See you all next month, and I'll try not to write about arguments!



Peadar said...

I would love to comment, but I am a fan-fic agnostic.

Anonymous said...

Money is the Rubicon for me. As long as someone is writing fanfic and not making money off it, I'm okay with it, at least as far as my own work goes.

Anonymous said...

Wow! That is an intense letter from Heinlein.

The topic of fanfic has definately been a hotbed here lately, and it seems, an issue that is quite old.

I don't think that fanfic is in itself wrong, but what you decide to do with it is another matter entirely.

Thanks for a great post Gustavo

Terri-Lynne said...

I had to highlight that to be able to see it! Ouch, my poor old eyes! :)

I'm with you--fanfic is fine unless one is trying to cash in on it. That's NOT fine. Not without express permission of the author. Public domain stuff--ok, but not the work of a living, breathing author who still needs to EAT!

Gustavo said...

Thanks for popping in, guys.

Peadar... I'll pretend I didn't see you, then!

Mark, I think you're probably among the majority here, but some writers simply HATE when the purity of their work is compromised.

And Out-to (not sure if we're revealing names here), thanks! Yeah, thet Heinlein letter is a hammer blow between the eyes, that's for sure.

Anonymous said...

For me, the problem with any fanfic for a copyrighted character (whether the writer sells the work or not), is that once it's written, whatever clever story ideas and/or twists in the fan version are now unavailable to the original author, because he/she risks getting sued.

Pam said...

Interesting thing, this fanfic. I've never subscribed much to it, although I have read some of MZB's Darkover anthologies which were the beginning of fanfic, I guess? While nice for the reader to always experience more of a world we love, I can't help feeling a little squick factor in people wanting to write stories about someone else's creation. Nice Post, G!

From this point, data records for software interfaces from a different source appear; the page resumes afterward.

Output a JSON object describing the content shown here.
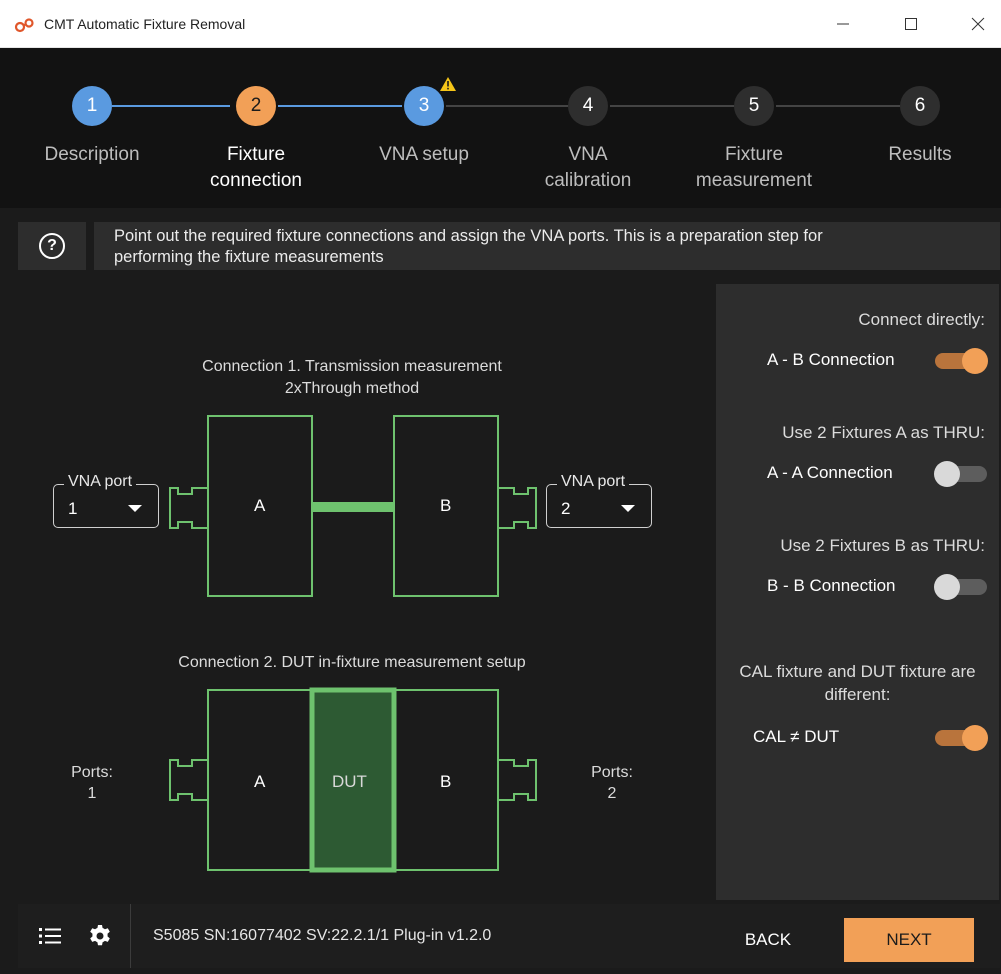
{
  "window": {
    "title": "CMT Automatic Fixture Removal",
    "logo_icon": "cmt-logo-icon",
    "controls": [
      "minimize-icon",
      "maximize-icon",
      "close-icon"
    ]
  },
  "stepper": {
    "current_step": 2,
    "steps": [
      {
        "number": "1",
        "label_line1": "Description",
        "label_line2": "",
        "state": "completed"
      },
      {
        "number": "2",
        "label_line1": "Fixture",
        "label_line2": "connection",
        "state": "active"
      },
      {
        "number": "3",
        "label_line1": "VNA setup",
        "label_line2": "",
        "state": "warning",
        "badge_icon": "warning-icon"
      },
      {
        "number": "4",
        "label_line1": "VNA",
        "label_line2": "calibration",
        "state": "pending"
      },
      {
        "number": "5",
        "label_line1": "Fixture",
        "label_line2": "measurement",
        "state": "pending"
      },
      {
        "number": "6",
        "label_line1": "Results",
        "label_line2": "",
        "state": "pending"
      }
    ]
  },
  "description": {
    "help_icon": "question-circle-icon",
    "line1": "Point out the required fixture connections and assign the VNA ports. This is a preparation step for",
    "line2": "performing the fixture measurements"
  },
  "connection1": {
    "title_line1": "Connection 1. Transmission measurement",
    "title_line2": "2xThrough method",
    "fixture_a": "A",
    "fixture_b": "B",
    "left_port": {
      "legend": "VNA port",
      "value": "1"
    },
    "right_port": {
      "legend": "VNA port",
      "value": "2"
    }
  },
  "connection2": {
    "title": "Connection 2. DUT in-fixture measurement setup",
    "fixture_a": "A",
    "dut": "DUT",
    "fixture_b": "B",
    "left_ports_label": "Ports:",
    "left_ports_value": "1",
    "right_ports_label": "Ports:",
    "right_ports_value": "2"
  },
  "options": {
    "connect_directly_heading": "Connect directly:",
    "ab_label": "A - B Connection",
    "ab_on": true,
    "aa_heading": "Use 2 Fixtures A as THRU:",
    "aa_label": "A - A Connection",
    "aa_on": false,
    "bb_heading": "Use 2 Fixtures B as THRU:",
    "bb_label": "B - B Connection",
    "bb_on": false,
    "cal_heading_line1": "CAL fixture and DUT fixture are",
    "cal_heading_line2": "different:",
    "cal_label": "CAL ≠ DUT",
    "cal_on": true
  },
  "footer": {
    "menu_icon": "list-icon",
    "settings_icon": "gear-icon",
    "device_info": "S5085 SN:16077402 SV:22.2.1/1 Plug-in v1.2.0",
    "back_label": "BACK",
    "next_label": "NEXT"
  },
  "colors": {
    "completed": "#5a9ae0",
    "active": "#f2a057",
    "pending": "#2e2e2e",
    "fixture_outline": "#6ec26e",
    "dut_fill": "#2d5a33",
    "accent": "#f2a057",
    "toggle_on_track": "#b9743c",
    "toggle_off_knob": "#d9d9d9"
  }
}
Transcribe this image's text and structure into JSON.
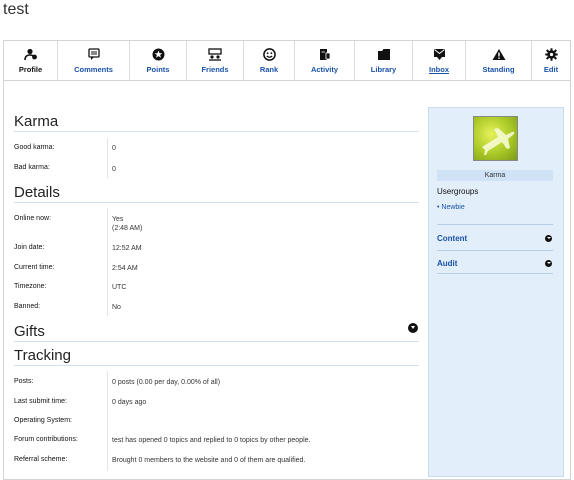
{
  "page": {
    "title": "test"
  },
  "tabs": [
    {
      "label": "Profile",
      "icon": "users-icon"
    },
    {
      "label": "Comments",
      "icon": "comment-icon"
    },
    {
      "label": "Points",
      "icon": "star-badge-icon"
    },
    {
      "label": "Friends",
      "icon": "friends-icon"
    },
    {
      "label": "Rank",
      "icon": "rank-icon"
    },
    {
      "label": "Activity",
      "icon": "activity-icon"
    },
    {
      "label": "Library",
      "icon": "library-icon"
    },
    {
      "label": "Inbox",
      "icon": "inbox-icon"
    },
    {
      "label": "Standing",
      "icon": "warning-icon"
    },
    {
      "label": "Edit",
      "icon": "gear-icon"
    }
  ],
  "karma": {
    "heading": "Karma",
    "rows": [
      {
        "label": "Good karma:",
        "value": "0"
      },
      {
        "label": "Bad karma:",
        "value": "0"
      }
    ]
  },
  "details": {
    "heading": "Details",
    "online": {
      "label": "Online now:",
      "value": "Yes",
      "sub": "(2:48 AM)"
    },
    "rows": [
      {
        "label": "Join date:",
        "value": "12:52 AM"
      },
      {
        "label": "Current time:",
        "value": "2:54 AM"
      },
      {
        "label": "Timezone:",
        "value": "UTC"
      },
      {
        "label": "Banned:",
        "value": "No"
      }
    ]
  },
  "gifts": {
    "heading": "Gifts"
  },
  "tracking": {
    "heading": "Tracking",
    "rows": [
      {
        "label": "Posts:",
        "value": "0 posts (0.00 per day, 0.00% of all)"
      },
      {
        "label": "Last submit time:",
        "value": "0 days ago"
      },
      {
        "label": "Operating System:",
        "value": ""
      },
      {
        "label": "Forum contributions:",
        "value": "test has opened 0 topics and replied to 0 topics by other people."
      },
      {
        "label": "Referral scheme:",
        "value": "Brought 0 members to the website and 0 of them are qualified."
      }
    ]
  },
  "sidebar": {
    "karma_label": "Karma",
    "usergroups_title": "Usergroups",
    "usergroups": [
      "Newbie"
    ],
    "links": [
      {
        "label": "Content"
      },
      {
        "label": "Audit"
      }
    ]
  },
  "colors": {
    "accent": "#1a52a8",
    "sidebar_bg": "#e2eefa",
    "section_rule": "#cfe0f0"
  }
}
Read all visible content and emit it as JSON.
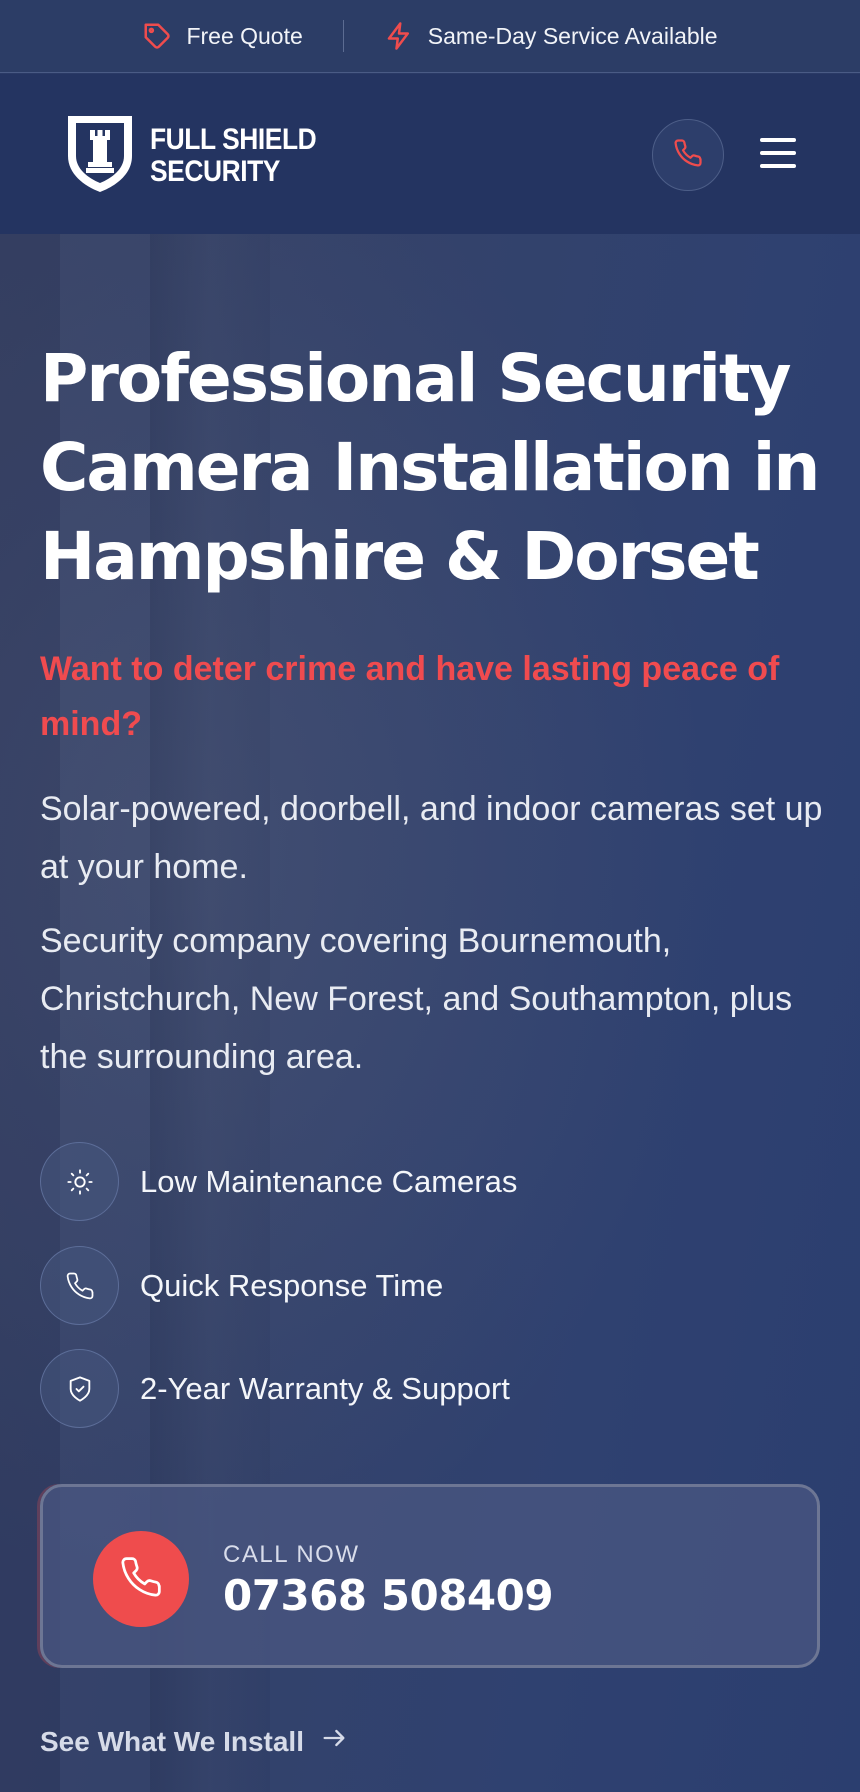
{
  "topbar": {
    "items": [
      {
        "label": "Free Quote",
        "icon": "tag-icon"
      },
      {
        "label": "Same-Day Service Available",
        "icon": "lightning-icon"
      }
    ]
  },
  "header": {
    "logo_line1": "FULL SHIELD",
    "logo_line2": "SECURITY",
    "logo_icon": "shield-rook-icon",
    "phone_icon": "phone-icon",
    "menu_icon": "hamburger-menu-icon"
  },
  "hero": {
    "title": "Professional Security Camera Installation in Hampshire & Dorset",
    "tagline": "Want to deter crime and have lasting peace of mind?",
    "paragraph1": "Solar-powered, doorbell, and indoor cameras set up at your home.",
    "paragraph2": "Security company covering Bournemouth, Christchurch, New Forest, and Southampton, plus the surrounding area.",
    "features": [
      {
        "label": "Low Maintenance Cameras",
        "icon": "sun-icon"
      },
      {
        "label": "Quick Response Time",
        "icon": "phone-icon"
      },
      {
        "label": "2-Year Warranty & Support",
        "icon": "shield-check-icon"
      }
    ],
    "call": {
      "label": "CALL NOW",
      "number": "07368 508409",
      "icon": "phone-icon"
    },
    "link": {
      "label": "See What We Install",
      "icon": "arrow-right-icon"
    }
  },
  "colors": {
    "accent": "#ef4c4d",
    "header_bg": "#243461",
    "topbar_bg": "#2c3d66",
    "hero_bg": "#34426a",
    "text": "#ffffff"
  }
}
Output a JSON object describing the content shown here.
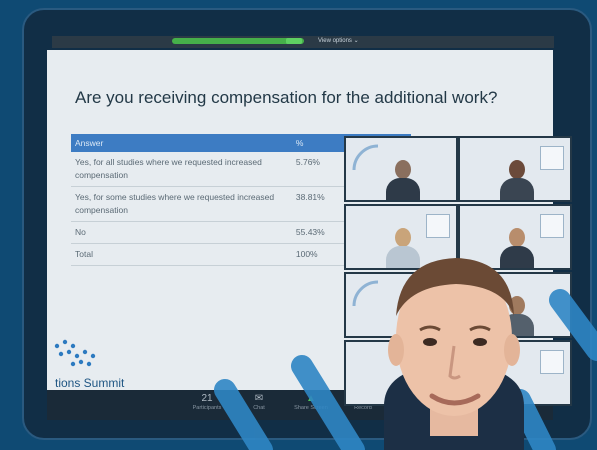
{
  "topbar": {
    "view_options": "View options ⌄"
  },
  "slide": {
    "title": "Are you receiving compensation for the additional work?",
    "table": {
      "headers": [
        "Answer",
        "%"
      ],
      "rows": [
        [
          "Yes, for all studies where we requested increased compensation",
          "5.76%"
        ],
        [
          "Yes, for some studies where we requested increased compensation",
          "38.81%"
        ],
        [
          "No",
          "55.43%"
        ],
        [
          "Total",
          "100%"
        ]
      ]
    },
    "summit_label": "tions Summit"
  },
  "toolbar": {
    "participants_icon": "people-icon",
    "participants_count": "21",
    "participants_label": "Participants",
    "chat_label": "Chat",
    "share_label": "Share Screen",
    "record_label": "Record"
  },
  "colors": {
    "background": "#0f4a73",
    "slide": "#e7ecf0",
    "table_header": "#3d7cc3",
    "stripe": "#2f86c4"
  }
}
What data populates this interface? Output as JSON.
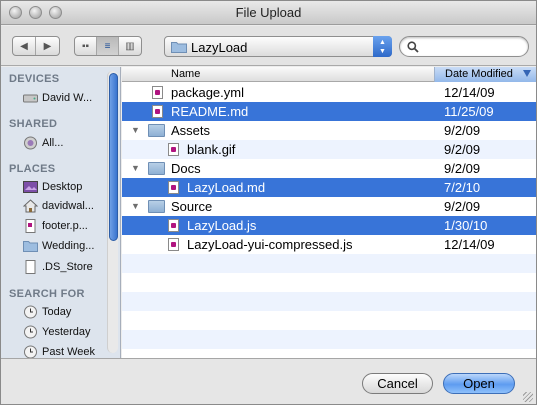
{
  "window": {
    "title": "File Upload"
  },
  "toolbar": {
    "back_label": "◀",
    "forward_label": "▶",
    "view_icons": "▪▪",
    "view_list": "≡",
    "view_columns": "▥",
    "location": "LazyLoad",
    "search_placeholder": ""
  },
  "sidebar": {
    "sections": [
      {
        "header": "DEVICES",
        "items": [
          {
            "label": "David W...",
            "icon": "hard-drive-icon"
          }
        ]
      },
      {
        "header": "SHARED",
        "items": [
          {
            "label": "All...",
            "icon": "shared-network-icon"
          }
        ]
      },
      {
        "header": "PLACES",
        "items": [
          {
            "label": "Desktop",
            "icon": "desktop-icon"
          },
          {
            "label": "davidwal...",
            "icon": "home-icon"
          },
          {
            "label": "footer.p...",
            "icon": "document-icon"
          },
          {
            "label": "Wedding...",
            "icon": "folder-icon"
          },
          {
            "label": ".DS_Store",
            "icon": "document-icon"
          }
        ]
      },
      {
        "header": "SEARCH FOR",
        "items": [
          {
            "label": "Today",
            "icon": "clock-icon"
          },
          {
            "label": "Yesterday",
            "icon": "clock-icon"
          },
          {
            "label": "Past Week",
            "icon": "clock-icon"
          }
        ]
      }
    ]
  },
  "list": {
    "columns": {
      "name": "Name",
      "date": "Date Modified"
    },
    "rows": [
      {
        "name": "package.yml",
        "date": "12/14/09",
        "kind": "file",
        "depth": 0,
        "selected": false
      },
      {
        "name": "README.md",
        "date": "11/25/09",
        "kind": "file",
        "depth": 0,
        "selected": true
      },
      {
        "name": "Assets",
        "date": "9/2/09",
        "kind": "folder",
        "depth": 0,
        "selected": false
      },
      {
        "name": "blank.gif",
        "date": "9/2/09",
        "kind": "file",
        "depth": 1,
        "selected": false
      },
      {
        "name": "Docs",
        "date": "9/2/09",
        "kind": "folder",
        "depth": 0,
        "selected": false
      },
      {
        "name": "LazyLoad.md",
        "date": "7/2/10",
        "kind": "file",
        "depth": 1,
        "selected": true
      },
      {
        "name": "Source",
        "date": "9/2/09",
        "kind": "folder",
        "depth": 0,
        "selected": false
      },
      {
        "name": "LazyLoad.js",
        "date": "1/30/10",
        "kind": "file",
        "depth": 1,
        "selected": true
      },
      {
        "name": "LazyLoad-yui-compressed.js",
        "date": "12/14/09",
        "kind": "file",
        "depth": 1,
        "selected": false
      }
    ]
  },
  "buttons": {
    "cancel": "Cancel",
    "open": "Open"
  },
  "colors": {
    "selection": "#3874d8",
    "accent": "#5e9cf0"
  }
}
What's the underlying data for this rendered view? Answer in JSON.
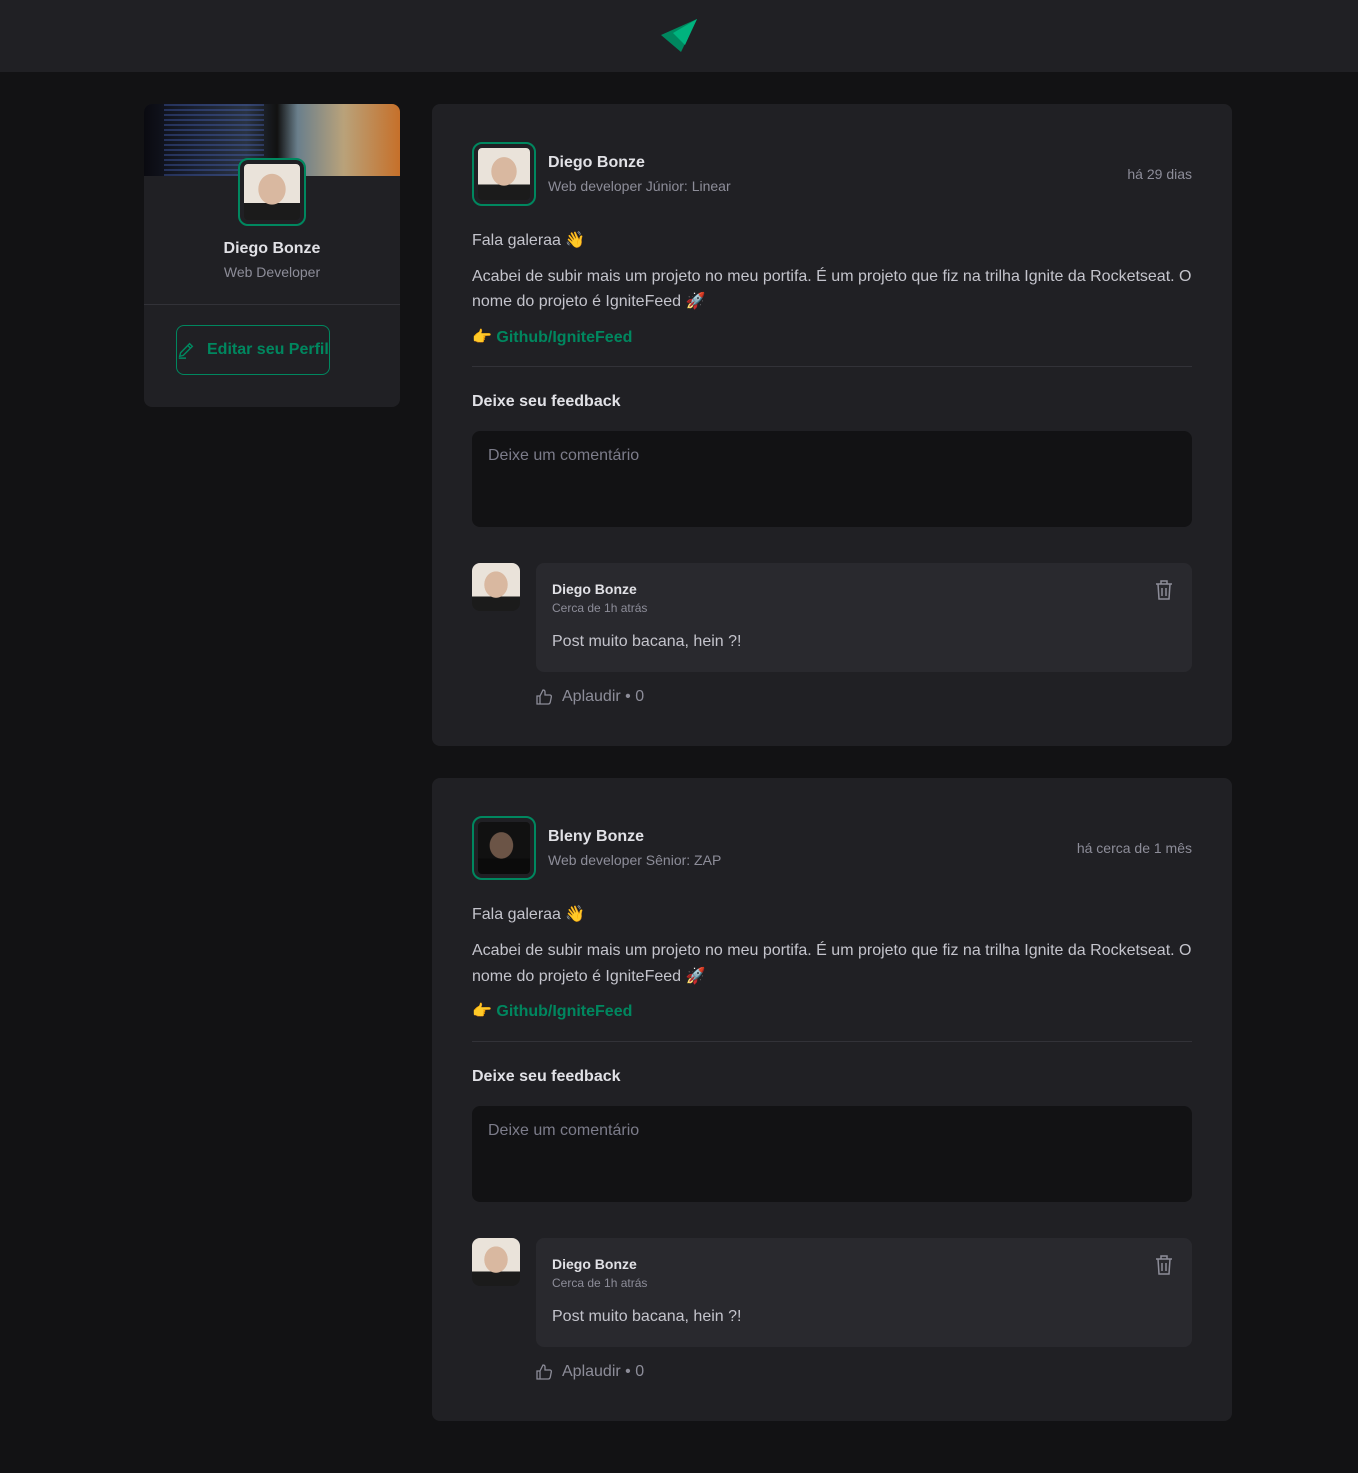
{
  "brand": {
    "accent": "#00875f",
    "logo": "ignite-logo"
  },
  "sidebar": {
    "name": "Diego Bonze",
    "role": "Web Developer",
    "edit_label": "Editar seu Perfil"
  },
  "posts": [
    {
      "author": "Diego Bonze",
      "role": "Web developer Júnior: Linear",
      "time": "há 29 dias",
      "greeting": "Fala galeraa 👋",
      "body": "Acabei de subir mais um projeto no meu portifa. É um projeto que fiz na trilha Ignite da Rocketseat. O nome do projeto é IgniteFeed 🚀",
      "link_emoji": "👉",
      "link": "Github/IgniteFeed",
      "feedback_title": "Deixe seu feedback",
      "placeholder": "Deixe um comentário",
      "comment": {
        "author": "Diego Bonze",
        "time": "Cerca de 1h atrás",
        "text": "Post muito bacana, hein ?!",
        "applaud": "Aplaudir • 0"
      }
    },
    {
      "author": "Bleny Bonze",
      "role": "Web developer Sênior: ZAP",
      "time": "há cerca de 1 mês",
      "greeting": "Fala galeraa 👋",
      "body": "Acabei de subir mais um projeto no meu portifa. É um projeto que fiz na trilha Ignite da Rocketseat. O nome do projeto é IgniteFeed 🚀",
      "link_emoji": "👉",
      "link": "Github/IgniteFeed",
      "feedback_title": "Deixe seu feedback",
      "placeholder": "Deixe um comentário",
      "comment": {
        "author": "Diego Bonze",
        "time": "Cerca de 1h atrás",
        "text": "Post muito bacana, hein ?!",
        "applaud": "Aplaudir • 0"
      }
    }
  ]
}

Gustavo said...

Terri-Bogwitch ( :-P ), as I said to Mark, that seems to be the main criteria, for sure. But sometimes authors don't care if the fanfic writer wants to cash in - they prefer never to see fanfic of their stuff published, period. Of course, I wish I had that problem!

Jon, that seems to have been exactly the problem that MZB encountered. A thorny issue, because in Bradley's case, she was using fanfic as another marketing platform when the problem ocurred.

Pam, Thanks! And I agree: it does have a little bit of the stalker / imitator psycho type in there, doesn't it? It seems to me that most of it is flattering and harmless, but what happens when "Misery" meets fanfic?

RHFay said...

I have no problem with people writing fan-fic for their own enjoyment and to practice their writing skills. However, writing fan-fic for monetary gain is an extremely questionable prospect. While characters and settings aren't necessarily covered by copyright law (copyright covers actual works, passages and things like that, not ideas), they can certainly be covered by trademark (and many are). Of course, on top of that, writers are often fiercely protective of their literary babies. Some take great offense at their children being adopted, illegally or otherwise, by others. It's understandable.

There was one time a fellow poet claimed he was going to take a concept of one of my poems and write his own, superior poem based on the very same idea. While he would have done nothing illegal by doing so, it still got me hot under the collar. It still seemed rather immoral to me. Sometimes, this sort of thing is just plain wrong. It makes me want to say "get your own ideas!".

That being said, I have encountered some legitimate fan-fic writing opportunities. They are out there, if you know where to look. I once entered a Doctor Who story in a Big Finish Doctor Who story contest. The story didn't win, but at least I had the opportunity to try my hand at writing a Doctor Who story. Of course, to submit the story elsewhere, I removed the Doctor and all other references to the Doctor Who universe. I rewrote the story heavily to make it completely original before I sent it elsewhere. To do otherwise would have been wrong, and probably illegal.